I remember a particular occasion when, in my role as managing director of our events company, I decided it was time for me to face my fears of public speaking (how hard could it be?) and do the introduction and welcome presentation to the audience at one of the largest awards ceremonies organised by my events team. I had often addressed group staff presentations at various times during the year and didn’t have a problem with it, so surely it wasn’t that different. However, as the guests arrived (it was a black tie and formal event) I became more nervous and realised it was significantly different. As cliché as it sounds, my palms started getting sweaty, the mouth started to go dry, and I even thought of changing the running order of the night at the last minute to avoid me having to stand on stage!

In any case, with hands shaking (I mean literally shaking!) I decided to push on as 400 people in black tie and formal dress took their seats. I walked out on stage and the spotlight sparked up, shining directly on me at the podium.

People immediately stopped talking and just looked at me, as I stood there all alone on stage...this was it. It was at that exact moment, I decided to have a fully-fledged discussion with my inner voice.

‘What the hell are you going to do now, Tony, everyone’s looking at you! For the love of God man, say something!’. And finally, ‘what if I freeze, right now, what would happen’?

All this was happening while I stood there on stage, under the spotlight. It felt like 10 minutes had already passed, but actually it was about 3 seconds, and then I simply said to myself, ‘Right then, here goes’ and launched with, ‘Good evening ladies and gentlemen, you’re all very welcome to tonight’s award ceremony…..’ and I was away. I finished the speech I had rehearsed for a more than a month. It was only a four or five minute speech, talking about the awards, thanking guests, judges, participants and so on and at the end of it, rather than trying to rush off stage, I found I actually wished I had more to say! I was starting to enjoy it. I noticed early that nobody threw their bread rolls at me, no on shouted ‘get off’ and funnily enough, during the course of that evening, so many people I had never met before, came up to me to introduce themselves, and either talked business or just to say hi, or compliment me and our team on hosting such a wonderful event.

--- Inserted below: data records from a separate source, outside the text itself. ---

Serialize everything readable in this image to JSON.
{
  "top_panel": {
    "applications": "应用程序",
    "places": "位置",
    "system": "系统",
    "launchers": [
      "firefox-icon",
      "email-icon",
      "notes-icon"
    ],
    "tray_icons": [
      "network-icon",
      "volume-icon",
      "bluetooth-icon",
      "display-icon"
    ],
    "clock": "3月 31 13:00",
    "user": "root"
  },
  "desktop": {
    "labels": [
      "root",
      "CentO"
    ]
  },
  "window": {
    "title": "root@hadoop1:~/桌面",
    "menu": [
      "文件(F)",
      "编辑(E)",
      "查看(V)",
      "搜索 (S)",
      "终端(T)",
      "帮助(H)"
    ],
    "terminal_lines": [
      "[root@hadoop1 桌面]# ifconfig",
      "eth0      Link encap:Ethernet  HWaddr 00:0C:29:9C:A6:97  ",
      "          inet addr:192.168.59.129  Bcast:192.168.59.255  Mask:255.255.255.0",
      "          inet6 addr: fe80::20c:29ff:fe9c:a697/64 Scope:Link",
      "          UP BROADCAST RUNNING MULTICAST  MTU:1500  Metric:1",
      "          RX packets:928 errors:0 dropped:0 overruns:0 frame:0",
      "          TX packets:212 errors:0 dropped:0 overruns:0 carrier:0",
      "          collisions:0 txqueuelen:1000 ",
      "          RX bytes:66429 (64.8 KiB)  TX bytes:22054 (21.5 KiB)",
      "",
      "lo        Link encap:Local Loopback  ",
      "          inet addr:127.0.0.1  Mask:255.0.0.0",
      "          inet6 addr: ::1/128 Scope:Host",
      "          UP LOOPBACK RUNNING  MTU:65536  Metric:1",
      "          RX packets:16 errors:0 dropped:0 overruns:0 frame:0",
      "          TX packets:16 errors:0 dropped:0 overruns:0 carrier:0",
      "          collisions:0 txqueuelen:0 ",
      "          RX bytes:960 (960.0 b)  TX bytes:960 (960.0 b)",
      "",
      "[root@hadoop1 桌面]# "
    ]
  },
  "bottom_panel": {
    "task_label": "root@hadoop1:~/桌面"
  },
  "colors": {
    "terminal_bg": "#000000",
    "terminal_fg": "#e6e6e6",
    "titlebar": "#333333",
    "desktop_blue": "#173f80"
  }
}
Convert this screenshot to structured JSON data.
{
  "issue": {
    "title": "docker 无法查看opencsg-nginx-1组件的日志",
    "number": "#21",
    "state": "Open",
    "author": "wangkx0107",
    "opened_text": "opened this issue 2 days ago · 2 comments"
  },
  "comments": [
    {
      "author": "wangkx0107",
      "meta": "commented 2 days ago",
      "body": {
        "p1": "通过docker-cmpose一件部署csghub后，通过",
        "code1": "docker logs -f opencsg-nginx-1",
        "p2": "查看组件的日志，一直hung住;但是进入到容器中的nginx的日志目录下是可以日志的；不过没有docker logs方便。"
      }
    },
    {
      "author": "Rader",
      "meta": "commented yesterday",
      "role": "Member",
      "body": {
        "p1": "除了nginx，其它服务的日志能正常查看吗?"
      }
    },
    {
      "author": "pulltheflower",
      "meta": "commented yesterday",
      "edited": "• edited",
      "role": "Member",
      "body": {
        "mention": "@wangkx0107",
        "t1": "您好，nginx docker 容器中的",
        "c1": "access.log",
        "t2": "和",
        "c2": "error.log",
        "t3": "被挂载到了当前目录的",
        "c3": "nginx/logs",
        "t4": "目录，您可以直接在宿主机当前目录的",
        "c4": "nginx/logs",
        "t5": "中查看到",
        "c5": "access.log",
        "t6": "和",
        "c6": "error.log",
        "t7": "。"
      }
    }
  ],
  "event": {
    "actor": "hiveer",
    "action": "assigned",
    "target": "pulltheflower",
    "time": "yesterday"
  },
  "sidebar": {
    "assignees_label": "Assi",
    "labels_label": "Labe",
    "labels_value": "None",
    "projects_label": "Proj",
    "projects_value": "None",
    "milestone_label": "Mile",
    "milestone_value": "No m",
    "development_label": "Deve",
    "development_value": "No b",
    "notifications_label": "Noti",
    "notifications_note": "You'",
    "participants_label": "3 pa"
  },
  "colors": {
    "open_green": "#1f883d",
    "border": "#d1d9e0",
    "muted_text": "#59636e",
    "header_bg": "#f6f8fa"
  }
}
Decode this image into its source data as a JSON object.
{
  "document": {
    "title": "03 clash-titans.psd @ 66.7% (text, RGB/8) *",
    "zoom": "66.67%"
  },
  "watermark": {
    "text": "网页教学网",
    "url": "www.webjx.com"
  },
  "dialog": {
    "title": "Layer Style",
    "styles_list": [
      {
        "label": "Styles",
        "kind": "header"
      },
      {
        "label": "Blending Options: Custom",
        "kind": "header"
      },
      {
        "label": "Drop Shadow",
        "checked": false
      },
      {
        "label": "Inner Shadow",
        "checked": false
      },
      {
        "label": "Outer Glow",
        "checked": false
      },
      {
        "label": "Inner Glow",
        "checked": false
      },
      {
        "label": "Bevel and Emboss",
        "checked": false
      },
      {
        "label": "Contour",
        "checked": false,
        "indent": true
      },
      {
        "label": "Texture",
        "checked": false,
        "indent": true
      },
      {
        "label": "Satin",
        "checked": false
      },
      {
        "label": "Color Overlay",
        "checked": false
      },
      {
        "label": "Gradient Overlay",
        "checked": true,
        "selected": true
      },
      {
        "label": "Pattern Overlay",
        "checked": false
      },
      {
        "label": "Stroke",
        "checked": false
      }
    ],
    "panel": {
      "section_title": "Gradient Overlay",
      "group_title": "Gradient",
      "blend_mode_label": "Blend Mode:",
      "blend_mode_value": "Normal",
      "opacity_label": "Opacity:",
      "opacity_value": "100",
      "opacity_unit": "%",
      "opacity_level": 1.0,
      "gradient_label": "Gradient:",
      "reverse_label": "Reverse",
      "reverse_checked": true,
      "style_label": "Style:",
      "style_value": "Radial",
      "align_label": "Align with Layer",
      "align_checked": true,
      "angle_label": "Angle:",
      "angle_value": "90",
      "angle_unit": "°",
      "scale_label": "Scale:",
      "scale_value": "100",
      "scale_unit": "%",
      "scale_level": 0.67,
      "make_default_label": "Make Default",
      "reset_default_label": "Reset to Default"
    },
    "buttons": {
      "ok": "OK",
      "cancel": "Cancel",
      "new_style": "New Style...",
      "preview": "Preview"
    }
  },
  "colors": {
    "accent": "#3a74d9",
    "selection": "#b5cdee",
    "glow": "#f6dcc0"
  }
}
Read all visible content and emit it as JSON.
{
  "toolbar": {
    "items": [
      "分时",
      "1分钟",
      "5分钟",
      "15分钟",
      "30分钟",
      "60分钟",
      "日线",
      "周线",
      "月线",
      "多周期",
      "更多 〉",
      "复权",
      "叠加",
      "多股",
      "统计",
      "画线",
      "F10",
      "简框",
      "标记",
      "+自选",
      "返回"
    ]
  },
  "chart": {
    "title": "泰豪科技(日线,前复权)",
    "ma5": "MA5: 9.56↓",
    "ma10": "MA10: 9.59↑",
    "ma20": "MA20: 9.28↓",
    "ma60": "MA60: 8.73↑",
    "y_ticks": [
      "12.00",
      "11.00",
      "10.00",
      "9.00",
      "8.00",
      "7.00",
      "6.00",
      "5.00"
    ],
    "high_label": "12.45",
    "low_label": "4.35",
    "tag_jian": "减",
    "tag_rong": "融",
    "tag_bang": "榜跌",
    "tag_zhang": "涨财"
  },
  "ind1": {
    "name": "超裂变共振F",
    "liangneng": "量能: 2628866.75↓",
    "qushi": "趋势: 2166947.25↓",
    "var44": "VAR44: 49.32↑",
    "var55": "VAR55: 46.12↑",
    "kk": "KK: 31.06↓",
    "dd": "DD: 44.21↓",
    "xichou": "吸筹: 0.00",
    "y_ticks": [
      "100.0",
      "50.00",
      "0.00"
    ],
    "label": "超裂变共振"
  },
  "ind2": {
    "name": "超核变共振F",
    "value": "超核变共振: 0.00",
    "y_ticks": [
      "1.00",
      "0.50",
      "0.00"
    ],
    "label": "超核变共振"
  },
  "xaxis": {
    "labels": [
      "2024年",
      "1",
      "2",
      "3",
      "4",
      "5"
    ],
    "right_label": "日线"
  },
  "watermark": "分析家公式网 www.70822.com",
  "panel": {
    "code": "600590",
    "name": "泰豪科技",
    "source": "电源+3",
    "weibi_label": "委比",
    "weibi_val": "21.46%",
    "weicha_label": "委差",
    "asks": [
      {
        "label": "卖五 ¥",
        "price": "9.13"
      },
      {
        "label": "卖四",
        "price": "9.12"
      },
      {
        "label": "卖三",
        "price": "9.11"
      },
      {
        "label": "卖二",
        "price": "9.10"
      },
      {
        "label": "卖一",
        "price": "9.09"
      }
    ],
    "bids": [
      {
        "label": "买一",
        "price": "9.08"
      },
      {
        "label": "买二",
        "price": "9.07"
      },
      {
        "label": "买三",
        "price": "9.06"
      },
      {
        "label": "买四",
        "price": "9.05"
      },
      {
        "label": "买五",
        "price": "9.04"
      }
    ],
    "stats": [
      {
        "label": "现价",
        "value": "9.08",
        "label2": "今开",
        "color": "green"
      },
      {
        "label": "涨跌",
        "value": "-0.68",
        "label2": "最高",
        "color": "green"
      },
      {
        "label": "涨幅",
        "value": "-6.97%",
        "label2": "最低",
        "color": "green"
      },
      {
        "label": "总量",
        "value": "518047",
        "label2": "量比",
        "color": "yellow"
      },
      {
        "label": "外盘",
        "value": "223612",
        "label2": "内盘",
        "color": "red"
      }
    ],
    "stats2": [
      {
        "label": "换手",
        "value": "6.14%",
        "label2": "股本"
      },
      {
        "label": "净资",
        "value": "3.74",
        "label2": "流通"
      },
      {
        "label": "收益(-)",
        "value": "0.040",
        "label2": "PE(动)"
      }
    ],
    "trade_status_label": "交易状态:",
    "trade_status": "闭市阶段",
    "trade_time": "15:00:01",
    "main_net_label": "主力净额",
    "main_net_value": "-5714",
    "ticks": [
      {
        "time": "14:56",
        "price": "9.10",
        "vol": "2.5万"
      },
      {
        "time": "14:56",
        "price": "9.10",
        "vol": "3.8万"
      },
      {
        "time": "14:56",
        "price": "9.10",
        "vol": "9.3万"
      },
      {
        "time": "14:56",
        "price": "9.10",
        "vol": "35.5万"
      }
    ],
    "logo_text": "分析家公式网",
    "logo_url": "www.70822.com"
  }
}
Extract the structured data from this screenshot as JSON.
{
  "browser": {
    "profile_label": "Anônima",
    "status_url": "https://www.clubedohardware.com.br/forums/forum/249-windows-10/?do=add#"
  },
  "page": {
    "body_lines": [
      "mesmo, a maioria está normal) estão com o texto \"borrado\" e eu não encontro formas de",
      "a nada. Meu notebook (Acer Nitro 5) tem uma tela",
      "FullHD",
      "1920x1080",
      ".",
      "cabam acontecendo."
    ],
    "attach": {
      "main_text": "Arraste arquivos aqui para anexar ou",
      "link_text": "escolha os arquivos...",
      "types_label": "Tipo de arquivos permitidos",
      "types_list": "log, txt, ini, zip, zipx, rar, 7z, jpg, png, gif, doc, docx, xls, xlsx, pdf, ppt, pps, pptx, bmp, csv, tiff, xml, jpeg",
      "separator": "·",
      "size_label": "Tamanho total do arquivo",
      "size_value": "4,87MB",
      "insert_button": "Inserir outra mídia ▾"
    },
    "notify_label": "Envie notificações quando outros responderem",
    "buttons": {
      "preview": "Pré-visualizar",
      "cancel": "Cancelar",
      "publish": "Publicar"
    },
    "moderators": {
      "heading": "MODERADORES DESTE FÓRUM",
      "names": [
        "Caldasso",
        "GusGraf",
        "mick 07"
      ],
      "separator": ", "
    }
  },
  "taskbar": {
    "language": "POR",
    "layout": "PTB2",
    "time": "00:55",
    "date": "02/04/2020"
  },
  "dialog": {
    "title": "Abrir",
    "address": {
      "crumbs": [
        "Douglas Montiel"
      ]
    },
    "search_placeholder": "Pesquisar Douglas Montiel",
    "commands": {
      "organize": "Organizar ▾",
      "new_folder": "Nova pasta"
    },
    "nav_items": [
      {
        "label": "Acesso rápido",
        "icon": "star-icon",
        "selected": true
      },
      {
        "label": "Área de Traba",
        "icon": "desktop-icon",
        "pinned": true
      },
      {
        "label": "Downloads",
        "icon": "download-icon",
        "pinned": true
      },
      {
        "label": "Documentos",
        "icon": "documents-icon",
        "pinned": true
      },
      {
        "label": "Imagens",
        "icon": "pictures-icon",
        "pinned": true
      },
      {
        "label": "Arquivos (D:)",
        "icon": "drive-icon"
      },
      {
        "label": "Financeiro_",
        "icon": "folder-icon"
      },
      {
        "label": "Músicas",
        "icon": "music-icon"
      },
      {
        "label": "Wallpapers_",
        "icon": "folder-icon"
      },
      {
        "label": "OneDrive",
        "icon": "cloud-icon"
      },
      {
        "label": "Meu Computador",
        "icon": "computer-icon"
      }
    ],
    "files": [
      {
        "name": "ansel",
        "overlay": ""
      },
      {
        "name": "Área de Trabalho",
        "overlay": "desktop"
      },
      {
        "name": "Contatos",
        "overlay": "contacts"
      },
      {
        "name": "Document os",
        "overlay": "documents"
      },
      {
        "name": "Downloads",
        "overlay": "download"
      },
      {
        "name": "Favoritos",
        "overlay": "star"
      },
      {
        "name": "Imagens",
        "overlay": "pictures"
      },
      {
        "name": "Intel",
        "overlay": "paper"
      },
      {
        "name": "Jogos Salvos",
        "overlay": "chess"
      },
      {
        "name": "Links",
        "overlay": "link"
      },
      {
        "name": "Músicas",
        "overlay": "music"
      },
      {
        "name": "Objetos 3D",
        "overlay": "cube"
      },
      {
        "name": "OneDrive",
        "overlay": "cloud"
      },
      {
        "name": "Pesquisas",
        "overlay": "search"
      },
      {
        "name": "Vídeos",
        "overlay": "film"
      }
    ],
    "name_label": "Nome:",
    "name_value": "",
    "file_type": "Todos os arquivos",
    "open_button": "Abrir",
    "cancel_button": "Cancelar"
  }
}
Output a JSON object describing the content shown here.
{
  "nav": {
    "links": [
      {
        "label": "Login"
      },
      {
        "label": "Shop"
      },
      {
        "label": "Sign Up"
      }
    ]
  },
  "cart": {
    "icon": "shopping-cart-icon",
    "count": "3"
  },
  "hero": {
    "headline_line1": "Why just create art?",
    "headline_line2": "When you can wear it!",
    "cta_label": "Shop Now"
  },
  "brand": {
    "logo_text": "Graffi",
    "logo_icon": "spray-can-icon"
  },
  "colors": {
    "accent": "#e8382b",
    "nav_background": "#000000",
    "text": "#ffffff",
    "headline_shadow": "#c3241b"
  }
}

It was both a nerve wracking and rewarding experience. I realised I wasn’t dead, I wasn’t terrible and I could only get better. Making speeches in front of people is arguably even more important today as communications are vital for impression and credibility and confidence. If you get the chance to develop your public speaking or presentation skills I would urge you to go for it. Nobody has ever regretted improving their ability to stand in front of a crowd to speak with confidence!

Tony Cantwell - Chief Executive - CMG Professional Training